> **Exercise goal**
All of the records should be reproduced word for word, but no images may appear in the copy.

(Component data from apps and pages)
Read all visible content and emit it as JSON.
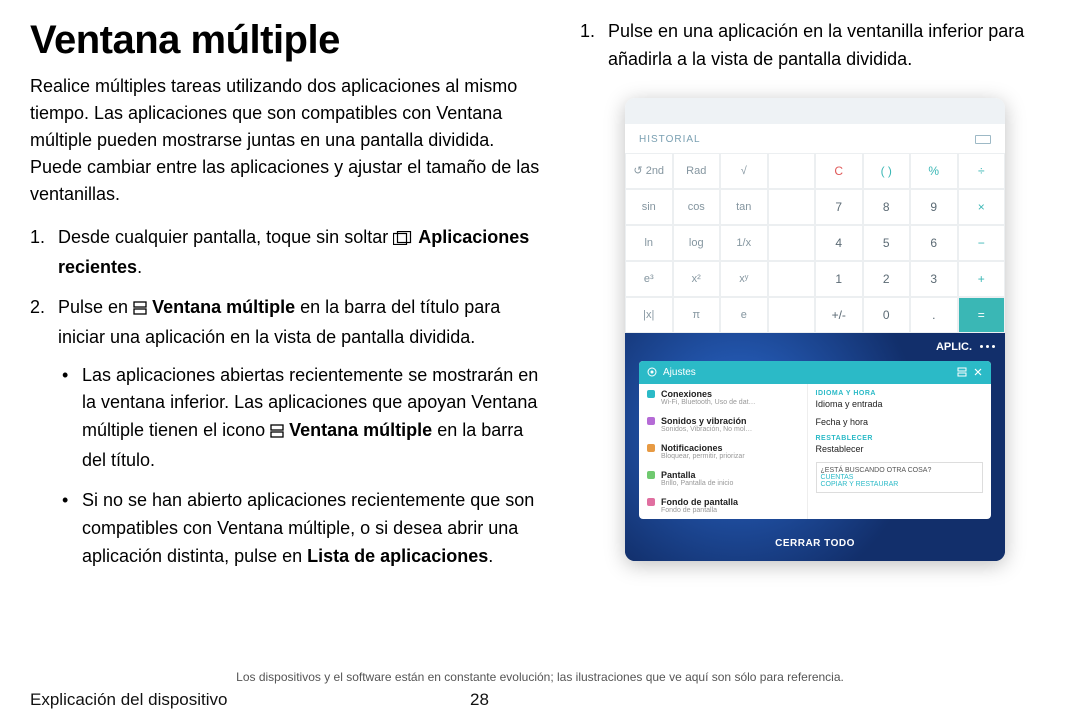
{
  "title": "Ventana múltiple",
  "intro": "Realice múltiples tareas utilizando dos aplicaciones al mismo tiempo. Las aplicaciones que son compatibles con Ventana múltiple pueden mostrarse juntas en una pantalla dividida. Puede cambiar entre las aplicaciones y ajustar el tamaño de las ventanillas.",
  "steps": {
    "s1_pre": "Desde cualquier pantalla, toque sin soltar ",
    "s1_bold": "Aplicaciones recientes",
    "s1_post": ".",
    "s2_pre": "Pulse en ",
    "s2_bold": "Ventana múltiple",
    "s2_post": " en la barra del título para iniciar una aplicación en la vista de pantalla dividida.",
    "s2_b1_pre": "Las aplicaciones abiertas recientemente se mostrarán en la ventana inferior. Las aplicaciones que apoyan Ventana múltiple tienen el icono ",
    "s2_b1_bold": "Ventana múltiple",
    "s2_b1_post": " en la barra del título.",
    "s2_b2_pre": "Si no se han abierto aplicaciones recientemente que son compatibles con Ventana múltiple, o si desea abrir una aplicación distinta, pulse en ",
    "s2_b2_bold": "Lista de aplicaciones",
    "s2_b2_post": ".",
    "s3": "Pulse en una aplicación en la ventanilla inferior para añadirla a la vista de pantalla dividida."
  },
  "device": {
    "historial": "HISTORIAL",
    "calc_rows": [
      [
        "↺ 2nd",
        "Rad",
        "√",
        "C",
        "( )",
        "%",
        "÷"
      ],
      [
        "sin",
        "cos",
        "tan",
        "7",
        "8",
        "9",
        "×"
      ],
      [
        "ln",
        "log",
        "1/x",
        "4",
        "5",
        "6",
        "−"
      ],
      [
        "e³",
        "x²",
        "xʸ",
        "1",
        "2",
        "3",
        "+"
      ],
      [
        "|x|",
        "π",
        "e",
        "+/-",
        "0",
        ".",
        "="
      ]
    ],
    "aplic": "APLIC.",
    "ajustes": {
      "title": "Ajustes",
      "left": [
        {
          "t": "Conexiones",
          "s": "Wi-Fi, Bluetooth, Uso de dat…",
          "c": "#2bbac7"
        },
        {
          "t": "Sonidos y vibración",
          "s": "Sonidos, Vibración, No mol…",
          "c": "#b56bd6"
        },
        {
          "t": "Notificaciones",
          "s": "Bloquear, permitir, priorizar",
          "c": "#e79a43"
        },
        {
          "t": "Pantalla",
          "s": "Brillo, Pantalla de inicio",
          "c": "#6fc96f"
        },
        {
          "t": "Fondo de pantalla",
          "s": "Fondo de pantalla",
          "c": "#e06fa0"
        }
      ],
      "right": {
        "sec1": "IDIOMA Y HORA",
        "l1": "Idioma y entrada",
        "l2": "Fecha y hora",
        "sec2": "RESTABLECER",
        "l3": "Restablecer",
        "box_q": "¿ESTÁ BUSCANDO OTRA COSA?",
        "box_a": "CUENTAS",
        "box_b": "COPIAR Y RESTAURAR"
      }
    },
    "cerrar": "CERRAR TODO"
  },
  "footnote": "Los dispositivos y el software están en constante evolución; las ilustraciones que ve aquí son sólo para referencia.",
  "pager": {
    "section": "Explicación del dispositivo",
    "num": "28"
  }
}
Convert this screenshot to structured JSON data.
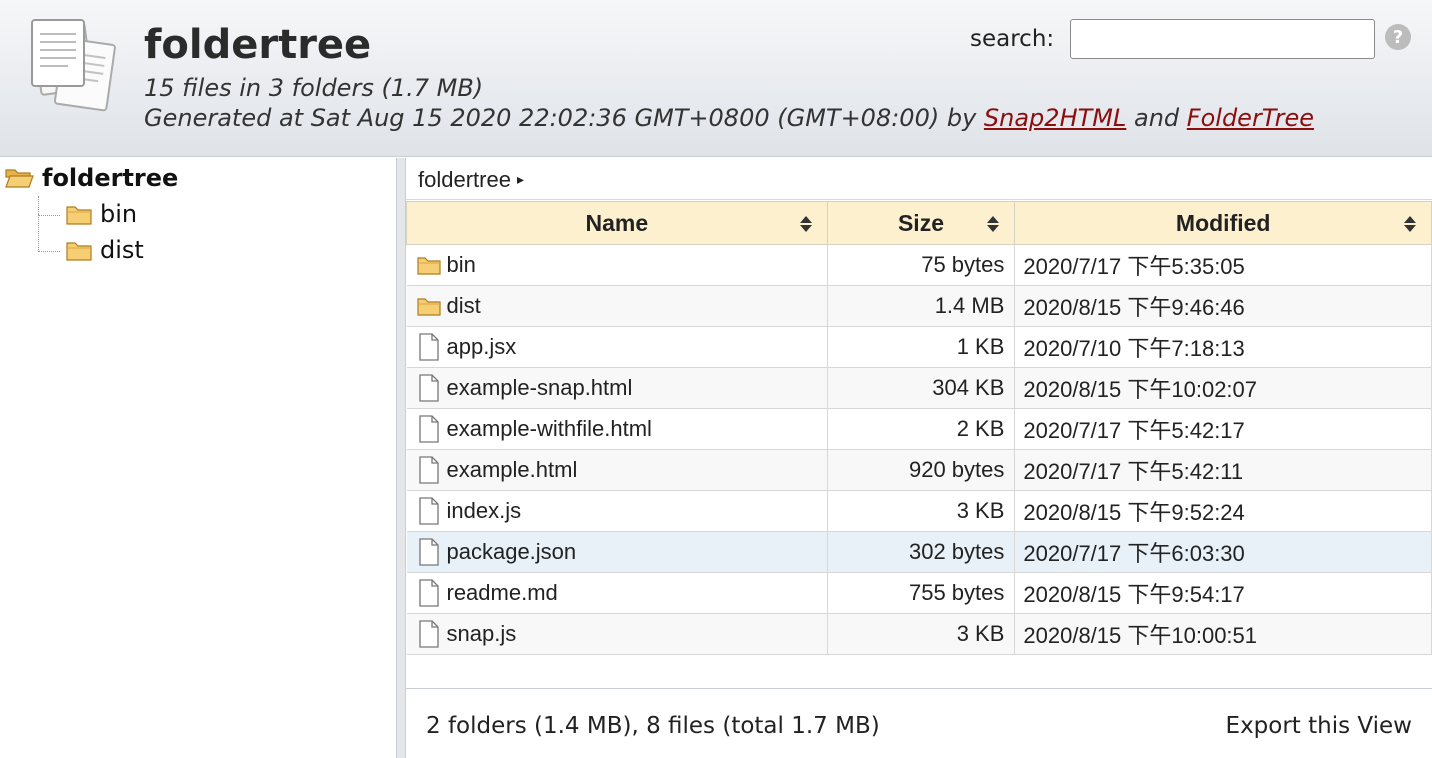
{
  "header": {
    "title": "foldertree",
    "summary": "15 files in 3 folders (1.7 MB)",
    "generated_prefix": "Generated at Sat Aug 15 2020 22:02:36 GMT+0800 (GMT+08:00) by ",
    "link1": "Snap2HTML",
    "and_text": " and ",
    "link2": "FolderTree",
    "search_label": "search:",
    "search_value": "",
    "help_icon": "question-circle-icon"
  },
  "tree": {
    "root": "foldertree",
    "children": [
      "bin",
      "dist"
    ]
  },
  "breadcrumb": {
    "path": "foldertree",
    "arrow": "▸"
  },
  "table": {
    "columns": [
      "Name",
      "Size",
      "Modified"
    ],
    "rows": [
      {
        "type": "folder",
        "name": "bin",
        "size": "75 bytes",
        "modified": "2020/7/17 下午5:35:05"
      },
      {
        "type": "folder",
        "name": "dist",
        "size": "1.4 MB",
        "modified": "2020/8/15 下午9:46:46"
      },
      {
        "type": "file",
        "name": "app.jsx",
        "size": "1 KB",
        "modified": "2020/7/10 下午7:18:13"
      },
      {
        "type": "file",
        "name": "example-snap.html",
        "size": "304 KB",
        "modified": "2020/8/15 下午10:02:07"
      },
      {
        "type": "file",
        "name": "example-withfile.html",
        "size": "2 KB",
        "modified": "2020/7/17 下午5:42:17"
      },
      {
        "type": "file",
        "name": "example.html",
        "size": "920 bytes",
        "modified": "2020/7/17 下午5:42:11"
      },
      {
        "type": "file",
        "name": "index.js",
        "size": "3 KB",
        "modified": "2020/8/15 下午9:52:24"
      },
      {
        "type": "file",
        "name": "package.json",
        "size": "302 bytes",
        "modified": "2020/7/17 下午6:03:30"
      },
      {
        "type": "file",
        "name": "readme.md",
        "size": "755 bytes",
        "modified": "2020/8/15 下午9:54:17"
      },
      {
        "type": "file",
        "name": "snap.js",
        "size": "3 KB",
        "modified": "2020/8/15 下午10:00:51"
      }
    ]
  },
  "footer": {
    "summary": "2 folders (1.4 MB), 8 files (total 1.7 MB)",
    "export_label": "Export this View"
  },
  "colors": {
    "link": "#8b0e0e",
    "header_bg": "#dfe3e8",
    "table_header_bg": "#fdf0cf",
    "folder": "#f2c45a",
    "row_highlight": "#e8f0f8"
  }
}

> **Written response**
Read all visible content and emit it as JSON.
{
  "title": "Ventana múltiple",
  "intro": "Realice múltiples tareas utilizando dos aplicaciones al mismo tiempo. Las aplicaciones que son compatibles con Ventana múltiple pueden mostrarse juntas en una pantalla dividida. Puede cambiar entre las aplicaciones y ajustar el tamaño de las ventanillas.",
  "steps": {
    "s1_pre": "Desde cualquier pantalla, toque sin soltar ",
    "s1_bold": "Aplicaciones recientes",
    "s1_post": ".",
    "s2_pre": "Pulse en ",
    "s2_bold": "Ventana múltiple",
    "s2_post": " en la barra del título para iniciar una aplicación en la vista de pantalla dividida.",
    "s2_b1_pre": "Las aplicaciones abiertas recientemente se mostrarán en la ventana inferior. Las aplicaciones que apoyan Ventana múltiple tienen el icono ",
    "s2_b1_bold": "Ventana múltiple",
    "s2_b1_post": " en la barra del título.",
    "s2_b2_pre": "Si no se han abierto aplicaciones recientemente que son compatibles con Ventana múltiple, o si desea abrir una aplicación distinta, pulse en ",
    "s2_b2_bold": "Lista de aplicaciones",
    "s2_b2_post": ".",
    "s3": "Pulse en una aplicación en la ventanilla inferior para añadirla a la vista de pantalla dividida."
  },
  "device": {
    "historial": "HISTORIAL",
    "calc_rows": [
      [
        "↺ 2nd",
        "Rad",
        "√",
        "C",
        "( )",
        "%",
        "÷"
      ],
      [
        "sin",
        "cos",
        "tan",
        "7",
        "8",
        "9",
        "×"
      ],
      [
        "ln",
        "log",
        "1/x",
        "4",
        "5",
        "6",
        "−"
      ],
      [
        "e³",
        "x²",
        "xʸ",
        "1",
        "2",
        "3",
        "+"
      ],
      [
        "|x|",
        "π",
        "e",
        "+/-",
        "0",
        ".",
        "="
      ]
    ],
    "aplic": "APLIC.",
    "ajustes": {
      "title": "Ajustes",
      "left": [
        {
          "t": "Conexiones",
          "s": "Wi-Fi, Bluetooth, Uso de dat…",
          "c": "#2bbac7"
        },
        {
          "t": "Sonidos y vibración",
          "s": "Sonidos, Vibración, No mol…",
          "c": "#b56bd6"
        },
        {
          "t": "Notificaciones",
          "s": "Bloquear, permitir, priorizar",
          "c": "#e79a43"
        },
        {
          "t": "Pantalla",
          "s": "Brillo, Pantalla de inicio",
          "c": "#6fc96f"
        },
        {
          "t": "Fondo de pantalla",
          "s": "Fondo de pantalla",
          "c": "#e06fa0"
        }
      ],
      "right": {
        "sec1": "IDIOMA Y HORA",
        "l1": "Idioma y entrada",
        "l2": "Fecha y hora",
        "sec2": "RESTABLECER",
        "l3": "Restablecer",
        "box_q": "¿ESTÁ BUSCANDO OTRA COSA?",
        "box_a": "CUENTAS",
        "box_b": "COPIAR Y RESTAURAR"
      }
    },
    "cerrar": "CERRAR TODO"
  },
  "footnote": "Los dispositivos y el software están en constante evolución; las ilustraciones que ve aquí son sólo para referencia.",
  "pager": {
    "section": "Explicación del dispositivo",
    "num": "28"
  }
}
Convert this screenshot to structured JSON data.
{
  "header": {
    "title": "foldertree",
    "summary": "15 files in 3 folders (1.7 MB)",
    "generated_prefix": "Generated at Sat Aug 15 2020 22:02:36 GMT+0800 (GMT+08:00) by ",
    "link1": "Snap2HTML",
    "and_text": " and ",
    "link2": "FolderTree",
    "search_label": "search:",
    "search_value": "",
    "help_icon": "question-circle-icon"
  },
  "tree": {
    "root": "foldertree",
    "children": [
      "bin",
      "dist"
    ]
  },
  "breadcrumb": {
    "path": "foldertree",
    "arrow": "▸"
  },
  "table": {
    "columns": [
      "Name",
      "Size",
      "Modified"
    ],
    "rows": [
      {
        "type": "folder",
        "name": "bin",
        "size": "75 bytes",
        "modified": "2020/7/17 下午5:35:05"
      },
      {
        "type": "folder",
        "name": "dist",
        "size": "1.4 MB",
        "modified": "2020/8/15 下午9:46:46"
      },
      {
        "type": "file",
        "name": "app.jsx",
        "size": "1 KB",
        "modified": "2020/7/10 下午7:18:13"
      },
      {
        "type": "file",
        "name": "example-snap.html",
        "size": "304 KB",
        "modified": "2020/8/15 下午10:02:07"
      },
      {
        "type": "file",
        "name": "example-withfile.html",
        "size": "2 KB",
        "modified": "2020/7/17 下午5:42:17"
      },
      {
        "type": "file",
        "name": "example.html",
        "size": "920 bytes",
        "modified": "2020/7/17 下午5:42:11"
      },
      {
        "type": "file",
        "name": "index.js",
        "size": "3 KB",
        "modified": "2020/8/15 下午9:52:24"
      },
      {
        "type": "file",
        "name": "package.json",
        "size": "302 bytes",
        "modified": "2020/7/17 下午6:03:30"
      },
      {
        "type": "file",
        "name": "readme.md",
        "size": "755 bytes",
        "modified": "2020/8/15 下午9:54:17"
      },
      {
        "type": "file",
        "name": "snap.js",
        "size": "3 KB",
        "modified": "2020/8/15 下午10:00:51"
      }
    ]
  },
  "footer": {
    "summary": "2 folders (1.4 MB), 8 files (total 1.7 MB)",
    "export_label": "Export this View"
  },
  "colors": {
    "link": "#8b0e0e",
    "header_bg": "#dfe3e8",
    "table_header_bg": "#fdf0cf",
    "folder": "#f2c45a",
    "row_highlight": "#e8f0f8"
  }
}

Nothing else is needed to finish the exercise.